Welcome to Farlain Lake

Farlain Lake is a kettle lake that was formed during the last glacial period. It is unique in that it has no surface discharge, classifying it as a seepage kettle lake. The lake is mainly groundwater fed and is in a groundwater recharge zone, with a groundwater fed tributary that flows year round into the lake. Several other tributaries flow into the lake on an intermittent basis as a result of precipitation. It is suspected that Farlain Lake slowly discharges to Second Lake via groundwater flow. Not having an outlet can lead to high water levels in years with greater than average precipitation, while steady groundwater inputs prevent abnormally low water levels in years with less precipitation. Thus, Farlain Lake is a spring fed lake, approximately 2 1/2 miles long and 3/4 of a mile wide with a surface area of 109.6 hectares (270.8 acres).The lake’s average depth is 2.26 metres (7.5 feet) and the bottom substrate is predominantly sand and sandy/muck; with the exception of two mid-lake areas with depths of 5 metres (16.5 feet) the lake is predominantly a littoral zone highly suitable for the growth of invasive aquatic plants. Water clarity is very good and the Ministry of Environment, Conservation, and Parks (MECP) Lake Partner Program assessed the lake’s total phosphorous (TP) level as good to very good. Farlain Lake has a healthy, abundant, and diverse aquatic plant community.  In 2022, the FLCA contracted with SOLitude, a lake management company based in New Jersey, to undertake a full lake aquatic plant study which was conducted in August of that year.  Although inclement weather impacted the surveying, a report was completed and can be downloaded here Farlain Lake Final Report March 2023.

The lake provides enjoyment to a community of over 300 properties made up of both seasonal and permanent residents.  Members of the community enjoy the scenery, wildlife, boating, swimming, water skiing, and a peaceful retreat from urban life. The majority of the land was originally part of three large farms. One was the Quesnelle farm, which fronted on the 16th concession and ran back to include the south end of Farlain Lake. The other 2 farms, which included the whole west side and the north end, were owned by the Cooks, which explains why many locals have called it Cook’s Lake. See the History of the Lake for more details.

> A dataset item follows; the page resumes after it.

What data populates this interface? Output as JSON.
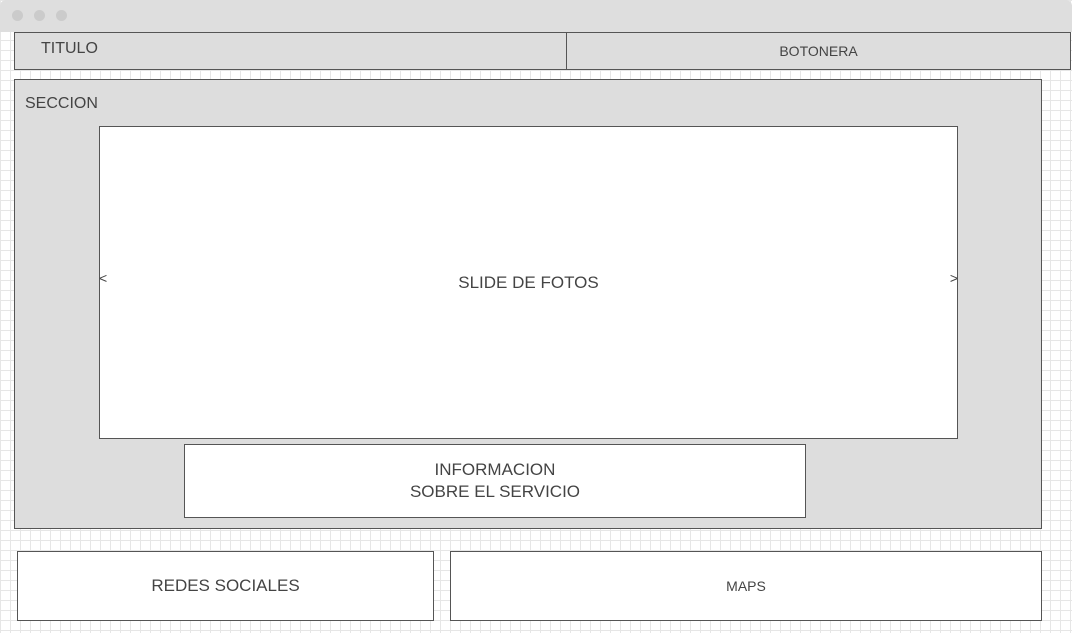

Environmental stewardship is vitally important to our community as can be seen in the information in this section.  The Lake to Sky Management Plan provides the Association with a guide as we work with our members and community partners to protect our little gem for future generations.